Would you print the whole listing again, word for word?

▶

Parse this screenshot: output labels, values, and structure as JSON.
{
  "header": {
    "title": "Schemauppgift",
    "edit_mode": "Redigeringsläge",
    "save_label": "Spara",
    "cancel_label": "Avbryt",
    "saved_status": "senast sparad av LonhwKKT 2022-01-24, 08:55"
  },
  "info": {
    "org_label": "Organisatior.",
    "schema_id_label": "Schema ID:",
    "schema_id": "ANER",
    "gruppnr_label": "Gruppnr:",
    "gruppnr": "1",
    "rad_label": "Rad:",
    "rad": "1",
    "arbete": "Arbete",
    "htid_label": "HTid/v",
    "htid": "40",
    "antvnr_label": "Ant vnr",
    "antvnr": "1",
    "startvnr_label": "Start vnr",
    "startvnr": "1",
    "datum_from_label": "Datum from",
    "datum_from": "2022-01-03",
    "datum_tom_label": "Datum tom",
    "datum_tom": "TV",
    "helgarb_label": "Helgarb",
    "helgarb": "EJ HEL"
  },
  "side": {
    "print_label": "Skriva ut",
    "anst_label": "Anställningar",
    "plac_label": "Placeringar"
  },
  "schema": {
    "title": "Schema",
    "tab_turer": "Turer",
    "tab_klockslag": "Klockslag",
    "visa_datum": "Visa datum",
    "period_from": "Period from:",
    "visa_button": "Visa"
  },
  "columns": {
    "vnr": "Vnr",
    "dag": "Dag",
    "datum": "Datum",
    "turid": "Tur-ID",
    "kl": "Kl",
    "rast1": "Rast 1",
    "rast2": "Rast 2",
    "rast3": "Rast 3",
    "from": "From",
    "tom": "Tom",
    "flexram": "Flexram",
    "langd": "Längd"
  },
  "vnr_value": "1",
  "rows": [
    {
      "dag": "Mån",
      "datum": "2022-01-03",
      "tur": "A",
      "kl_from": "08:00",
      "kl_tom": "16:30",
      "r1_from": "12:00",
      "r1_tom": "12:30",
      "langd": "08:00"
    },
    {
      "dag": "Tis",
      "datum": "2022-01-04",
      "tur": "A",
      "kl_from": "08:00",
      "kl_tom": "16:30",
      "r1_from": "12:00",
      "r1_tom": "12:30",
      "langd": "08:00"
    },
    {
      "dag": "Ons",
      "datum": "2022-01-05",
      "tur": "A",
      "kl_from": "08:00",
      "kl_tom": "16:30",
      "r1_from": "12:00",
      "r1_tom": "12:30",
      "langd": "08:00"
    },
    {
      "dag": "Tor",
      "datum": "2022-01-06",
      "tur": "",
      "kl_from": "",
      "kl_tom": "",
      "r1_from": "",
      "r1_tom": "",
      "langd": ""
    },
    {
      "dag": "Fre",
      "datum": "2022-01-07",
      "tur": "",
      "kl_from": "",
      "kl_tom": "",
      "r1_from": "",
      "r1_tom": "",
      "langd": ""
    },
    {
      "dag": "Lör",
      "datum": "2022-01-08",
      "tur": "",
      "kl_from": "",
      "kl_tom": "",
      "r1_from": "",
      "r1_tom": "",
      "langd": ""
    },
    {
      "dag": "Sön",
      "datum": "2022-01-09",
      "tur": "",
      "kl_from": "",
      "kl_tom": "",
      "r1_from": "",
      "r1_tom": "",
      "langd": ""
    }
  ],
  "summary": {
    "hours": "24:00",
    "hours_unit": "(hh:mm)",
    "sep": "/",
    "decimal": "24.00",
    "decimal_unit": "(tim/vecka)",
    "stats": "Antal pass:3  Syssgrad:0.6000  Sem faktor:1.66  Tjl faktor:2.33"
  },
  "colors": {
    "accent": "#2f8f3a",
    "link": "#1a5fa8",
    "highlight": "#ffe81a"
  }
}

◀

> [TASK ANSWER]
Parse this screenshot: output labels, values, and structure as JSON.
{
  "header": {
    "title": "Schemauppgift",
    "edit_mode": "Redigeringsläge",
    "save_label": "Spara",
    "cancel_label": "Avbryt",
    "saved_status": "senast sparad av LonhwKKT 2022-01-24, 08:55"
  },
  "info": {
    "org_label": "Organisatior.",
    "schema_id_label": "Schema ID:",
    "schema_id": "ANER",
    "gruppnr_label": "Gruppnr:",
    "gruppnr": "1",
    "rad_label": "Rad:",
    "rad": "1",
    "arbete": "Arbete",
    "htid_label": "HTid/v",
    "htid": "40",
    "antvnr_label": "Ant vnr",
    "antvnr": "1",
    "startvnr_label": "Start vnr",
    "startvnr": "1",
    "datum_from_label": "Datum from",
    "datum_from": "2022-01-03",
    "datum_tom_label": "Datum tom",
    "datum_tom": "TV",
    "helgarb_label": "Helgarb",
    "helgarb": "EJ HEL"
  },
  "side": {
    "print_label": "Skriva ut",
    "anst_label": "Anställningar",
    "plac_label": "Placeringar"
  },
  "schema": {
    "title": "Schema",
    "tab_turer": "Turer",
    "tab_klockslag": "Klockslag",
    "visa_datum": "Visa datum",
    "period_from": "Period from:",
    "visa_button": "Visa"
  },
  "columns": {
    "vnr": "Vnr",
    "dag": "Dag",
    "datum": "Datum",
    "turid": "Tur-ID",
    "kl": "Kl",
    "rast1": "Rast 1",
    "rast2": "Rast 2",
    "rast3": "Rast 3",
    "from": "From",
    "tom": "Tom",
    "flexram": "Flexram",
    "langd": "Längd"
  },
  "vnr_value": "1",
  "rows": [
    {
      "dag": "Mån",
      "datum": "2022-01-03",
      "tur": "A",
      "kl_from": "08:00",
      "kl_tom": "16:30",
      "r1_from": "12:00",
      "r1_tom": "12:30",
      "langd": "08:00"
    },
    {
      "dag": "Tis",
      "datum": "2022-01-04",
      "tur": "A",
      "kl_from": "08:00",
      "kl_tom": "16:30",
      "r1_from": "12:00",
      "r1_tom": "12:30",
      "langd": "08:00"
    },
    {
      "dag": "Ons",
      "datum": "2022-01-05",
      "tur": "A",
      "kl_from": "08:00",
      "kl_tom": "16:30",
      "r1_from": "12:00",
      "r1_tom": "12:30",
      "langd": "08:00"
    },
    {
      "dag": "Tor",
      "datum": "2022-01-06",
      "tur": "",
      "kl_from": "",
      "kl_tom": "",
      "r1_from": "",
      "r1_tom": "",
      "langd": ""
    },
    {
      "dag": "Fre",
      "datum": "2022-01-07",
      "tur": "",
      "kl_from": "",
      "kl_tom": "",
      "r1_from": "",
      "r1_tom": "",
      "langd": ""
    },
    {
      "dag": "Lör",
      "datum": "2022-01-08",
      "tur": "",
      "kl_from": "",
      "kl_tom": "",
      "r1_from": "",
      "r1_tom": "",
      "langd": ""
    },
    {
      "dag": "Sön",
      "datum": "2022-01-09",
      "tur": "",
      "kl_from": "",
      "kl_tom": "",
      "r1_from": "",
      "r1_tom": "",
      "langd": ""
    }
  ],
  "summary": {
    "hours": "24:00",
    "hours_unit": "(hh:mm)",
    "sep": "/",
    "decimal": "24.00",
    "decimal_unit": "(tim/vecka)",
    "stats": "Antal pass:3  Syssgrad:0.6000  Sem faktor:1.66  Tjl faktor:2.33"
  },
  "colors": {
    "accent": "#2f8f3a",
    "link": "#1a5fa8",
    "highlight": "#ffe81a"
  }
}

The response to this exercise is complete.